■ **EXERCISE MATERIALS**
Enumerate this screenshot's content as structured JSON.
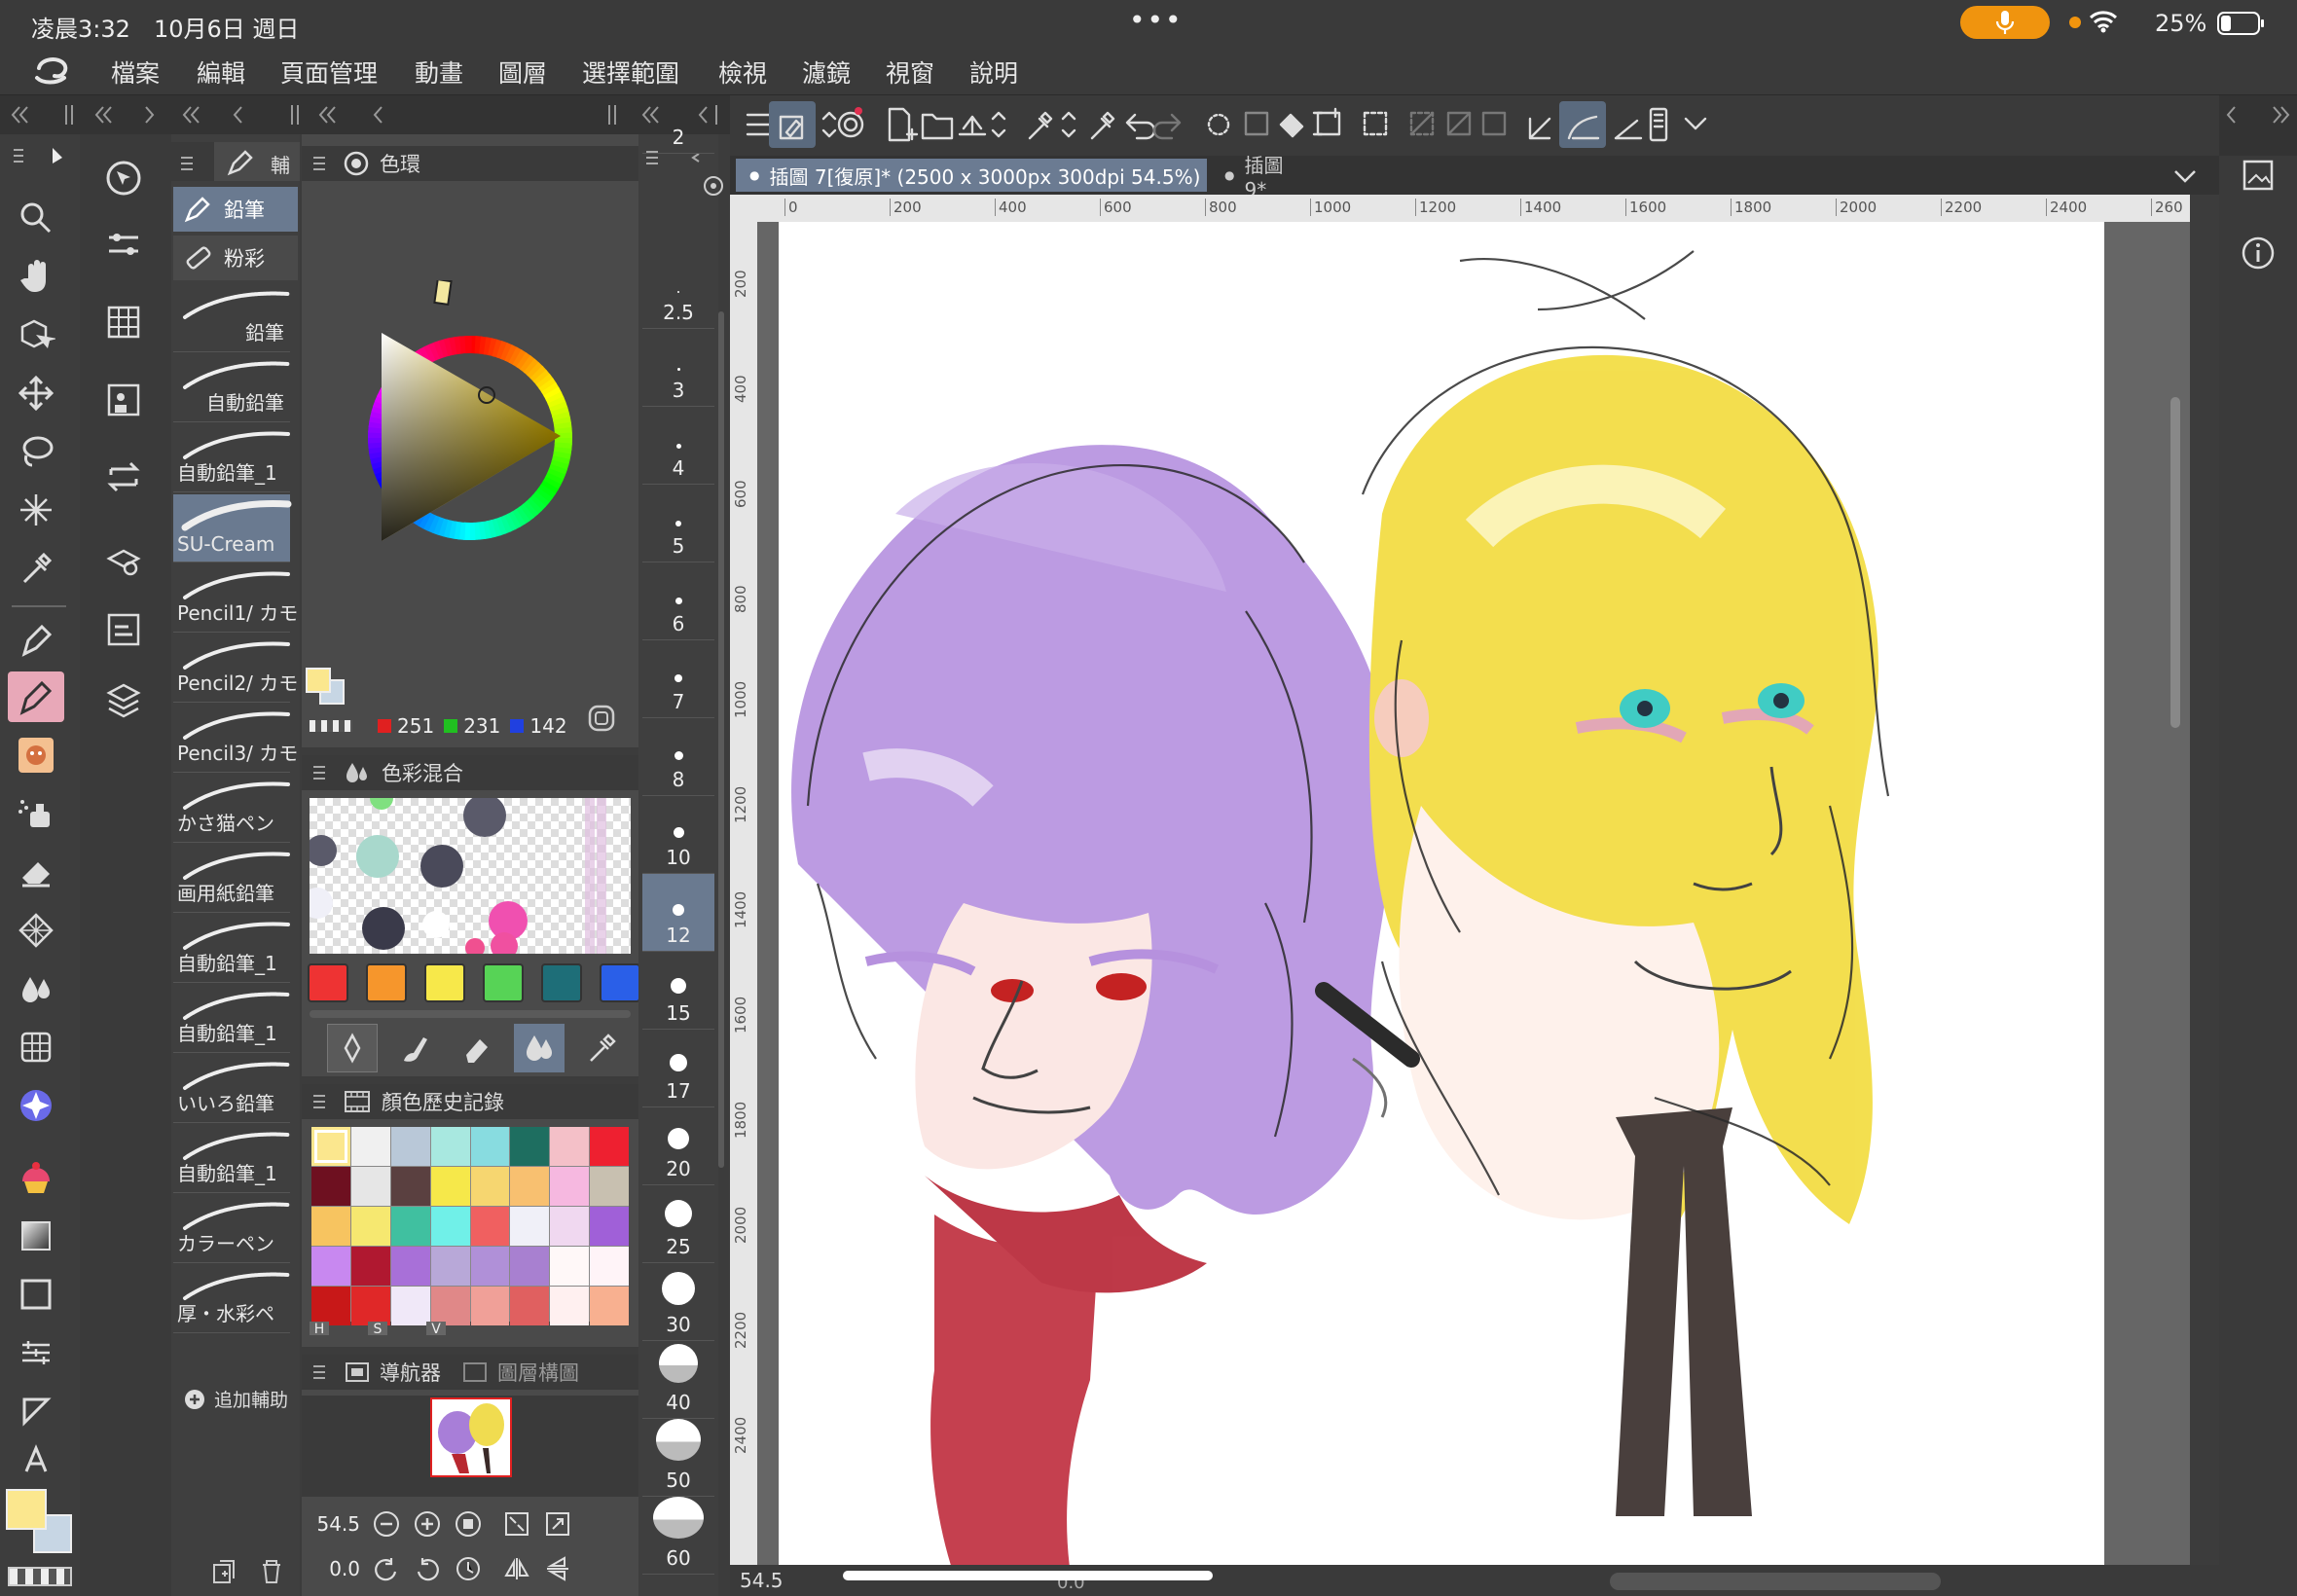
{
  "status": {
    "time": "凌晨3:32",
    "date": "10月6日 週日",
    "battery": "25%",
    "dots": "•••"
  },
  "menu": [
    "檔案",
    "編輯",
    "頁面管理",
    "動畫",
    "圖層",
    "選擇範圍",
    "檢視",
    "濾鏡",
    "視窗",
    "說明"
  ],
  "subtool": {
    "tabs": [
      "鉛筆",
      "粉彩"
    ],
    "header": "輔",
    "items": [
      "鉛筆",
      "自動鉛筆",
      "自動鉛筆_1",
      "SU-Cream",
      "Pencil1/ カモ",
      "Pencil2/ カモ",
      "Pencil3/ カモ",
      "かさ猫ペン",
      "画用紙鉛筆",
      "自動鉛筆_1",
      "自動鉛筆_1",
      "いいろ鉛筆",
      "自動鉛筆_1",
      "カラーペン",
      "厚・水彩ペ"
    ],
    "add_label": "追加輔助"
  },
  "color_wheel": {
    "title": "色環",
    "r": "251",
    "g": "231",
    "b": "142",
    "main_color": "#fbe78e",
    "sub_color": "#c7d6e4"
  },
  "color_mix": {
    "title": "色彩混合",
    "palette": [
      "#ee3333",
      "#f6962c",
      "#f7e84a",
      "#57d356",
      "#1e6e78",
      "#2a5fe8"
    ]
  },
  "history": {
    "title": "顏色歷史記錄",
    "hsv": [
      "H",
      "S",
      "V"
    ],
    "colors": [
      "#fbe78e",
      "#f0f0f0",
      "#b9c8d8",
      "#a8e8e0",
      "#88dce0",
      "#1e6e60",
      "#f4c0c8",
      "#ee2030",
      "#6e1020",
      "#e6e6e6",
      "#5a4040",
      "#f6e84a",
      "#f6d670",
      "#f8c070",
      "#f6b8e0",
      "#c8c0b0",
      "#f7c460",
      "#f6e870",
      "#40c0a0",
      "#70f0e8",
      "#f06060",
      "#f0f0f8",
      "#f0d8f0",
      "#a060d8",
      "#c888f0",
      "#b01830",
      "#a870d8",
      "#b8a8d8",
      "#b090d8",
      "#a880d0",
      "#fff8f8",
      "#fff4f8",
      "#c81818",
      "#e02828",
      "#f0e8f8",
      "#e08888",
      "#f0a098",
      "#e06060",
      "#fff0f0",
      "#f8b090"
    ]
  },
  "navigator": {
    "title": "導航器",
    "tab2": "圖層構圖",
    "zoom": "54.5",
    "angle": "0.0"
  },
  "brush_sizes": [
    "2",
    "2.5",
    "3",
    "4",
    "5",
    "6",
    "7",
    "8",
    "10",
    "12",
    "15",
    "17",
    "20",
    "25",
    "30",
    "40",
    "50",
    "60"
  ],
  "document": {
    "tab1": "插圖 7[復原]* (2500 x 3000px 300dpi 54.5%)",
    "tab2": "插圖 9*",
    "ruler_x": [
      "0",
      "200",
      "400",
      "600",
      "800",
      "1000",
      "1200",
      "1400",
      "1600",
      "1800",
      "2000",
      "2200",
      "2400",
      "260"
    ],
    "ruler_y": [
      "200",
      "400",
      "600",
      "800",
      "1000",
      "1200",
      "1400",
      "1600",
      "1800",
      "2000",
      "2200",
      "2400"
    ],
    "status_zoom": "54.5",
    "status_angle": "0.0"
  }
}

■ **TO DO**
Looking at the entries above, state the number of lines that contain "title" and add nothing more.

■ **WRITTEN RESPONSE**
4